The idea of a hire car was to make the trip from Himeji to Okayama for D1GP easy and avoid the hassles of public transport and taxis. We left early to see practice and qualifying before the battles started, it’s worth missing an hour sleep to see the drivers testing the limits and also get a small peak at the smaller name teams battling to get a spot in the best 16.
The drive up went very smooth with no wrong turns or unexpected detours, we initially targeted the GPS to the circuit but a bit of button pushing wiped our destination and somehow blocked the menu to reset it, resorting to the backup Google maps printouts. At the track there was a team of officials directing traffic and dealing with over excited foreigners. There is a few parking areas at the track and we had no idea which lead to the best vantage point so the first was our initial idea, we jumped out and snapped away at the cars in the parking area.
First up was an insanely clean S14 neatly arranged next to a matching R32, both were spotless in bright white. The Silvia won best in the lot sitting low down with nice areo and surprisingly good choice of wheels.
Another quick shot of a Celsior tucking big rims.
We decided to keep moving to the top parking area. Driving through large areas of enthusiasts cars we were constantly spotting interesting rides but I’ll come back to that shortly. We moved quickly as we could hear practice was under way.
Okayama circuit is quite a large facility. The track sits recessed into a small valley leaving the tarmac out of view from anywhere other than right near the action, once in sight we were greeted with big entries, crowds and a huge TV.

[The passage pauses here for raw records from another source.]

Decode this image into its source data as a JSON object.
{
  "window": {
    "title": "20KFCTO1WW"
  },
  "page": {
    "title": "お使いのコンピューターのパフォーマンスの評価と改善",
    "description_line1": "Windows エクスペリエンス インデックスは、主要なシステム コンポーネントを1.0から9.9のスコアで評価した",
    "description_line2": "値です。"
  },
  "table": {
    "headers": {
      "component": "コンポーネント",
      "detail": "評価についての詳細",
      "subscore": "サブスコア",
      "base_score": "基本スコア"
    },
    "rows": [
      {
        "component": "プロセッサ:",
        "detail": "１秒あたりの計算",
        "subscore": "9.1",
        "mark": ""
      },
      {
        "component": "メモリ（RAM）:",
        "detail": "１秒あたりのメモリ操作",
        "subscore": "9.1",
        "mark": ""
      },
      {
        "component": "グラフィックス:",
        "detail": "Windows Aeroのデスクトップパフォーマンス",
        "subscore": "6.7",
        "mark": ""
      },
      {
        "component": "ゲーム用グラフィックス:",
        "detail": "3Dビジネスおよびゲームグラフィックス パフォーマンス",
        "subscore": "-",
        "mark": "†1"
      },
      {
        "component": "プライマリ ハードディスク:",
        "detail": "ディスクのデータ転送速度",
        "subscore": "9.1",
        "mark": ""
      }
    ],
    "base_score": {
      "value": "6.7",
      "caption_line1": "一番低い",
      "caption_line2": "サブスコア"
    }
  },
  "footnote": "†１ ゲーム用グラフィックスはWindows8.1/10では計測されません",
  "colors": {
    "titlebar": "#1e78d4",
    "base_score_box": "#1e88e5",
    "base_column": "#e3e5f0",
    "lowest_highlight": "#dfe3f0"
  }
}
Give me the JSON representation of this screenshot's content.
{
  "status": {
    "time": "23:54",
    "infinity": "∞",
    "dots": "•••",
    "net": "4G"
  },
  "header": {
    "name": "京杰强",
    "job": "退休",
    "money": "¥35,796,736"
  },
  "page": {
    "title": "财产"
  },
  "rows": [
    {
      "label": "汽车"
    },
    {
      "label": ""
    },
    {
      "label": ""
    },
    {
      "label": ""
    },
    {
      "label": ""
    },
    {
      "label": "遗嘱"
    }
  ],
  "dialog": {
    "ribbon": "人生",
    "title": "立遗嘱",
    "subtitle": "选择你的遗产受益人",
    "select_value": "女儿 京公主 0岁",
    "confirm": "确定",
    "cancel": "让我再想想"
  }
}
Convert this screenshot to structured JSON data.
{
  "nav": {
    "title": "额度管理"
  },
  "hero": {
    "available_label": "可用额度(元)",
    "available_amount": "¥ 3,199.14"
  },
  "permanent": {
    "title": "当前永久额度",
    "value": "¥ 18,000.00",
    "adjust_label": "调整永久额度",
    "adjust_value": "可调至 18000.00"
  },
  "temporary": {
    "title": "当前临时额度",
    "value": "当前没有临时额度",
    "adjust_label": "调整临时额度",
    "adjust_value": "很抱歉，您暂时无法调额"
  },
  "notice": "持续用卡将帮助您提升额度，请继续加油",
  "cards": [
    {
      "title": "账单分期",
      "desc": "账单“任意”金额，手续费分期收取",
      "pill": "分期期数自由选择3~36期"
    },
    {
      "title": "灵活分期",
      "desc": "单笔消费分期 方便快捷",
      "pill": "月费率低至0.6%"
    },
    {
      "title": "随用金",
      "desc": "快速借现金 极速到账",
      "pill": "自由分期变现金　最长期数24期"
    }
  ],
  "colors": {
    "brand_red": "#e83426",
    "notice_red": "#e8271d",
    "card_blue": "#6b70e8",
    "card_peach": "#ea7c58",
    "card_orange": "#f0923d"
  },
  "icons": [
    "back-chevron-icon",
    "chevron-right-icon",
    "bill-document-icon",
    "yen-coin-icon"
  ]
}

We initially grabbed any spot to see some runs, most drivers were pushing to the point of having way to much speed and running into the sand trap. Shortly after the show was under way, If you haven’t seen D1GP in the flesh you’d be surprised amount of organisation. A crew of officials directed each driver as the announcers introduced everyone in order of the current series points. Have a look at Tokita’s wheels, the same as the S14 in the car park. I have a feeling this might me the next trend from Japan that will inspire owners of newer model cars.
A short? Ten minute drivers briefing lead up to the start of qualifying. There are more teams at a D1 event then spaces in the top 16, qualifying was extremely competitive. With such a quality field scores below 90 were risking not making the cut. Video will be the only way to portray the intensity at a high speed track.
Prior to battles there was a mid morning pit walk, we figured that queuing up early would give us the most time possible to walk through. The Japanese organisational traits were back in swing with a “pit walk” sign showing spectators where the queue was.
As we arrived.
Three battles of cars were on track for the first round, surprisingly there was a pretty relaxed feeling with crew members joking around with water spray bottles.
Most drivers had a spectator friendly setup, handing out fans with car and driver pictures. Some had printed photos to hand out, each generating quite long queues. I spent my time juggling between photos with drivers and picking out interesting ideas in the cars which I could adapt into my own car.
The level of workmanship in every car was intense, relocating radiator and intercooler setups was the norm but Team Orange took it one step further.
Have a look at the carbon roof scoops that feed fresh air from the roof of the car into boot via the passenger area.
Have a close look in the interior, the radiator lines travel under the passenger and back into the engine bay.
As I reached the last car, Hideo Itakura’s RA28 the security was closing the pit lane by walking with a line of yellow tape.
Next post will be the on track action and the most impressive S13 of the event.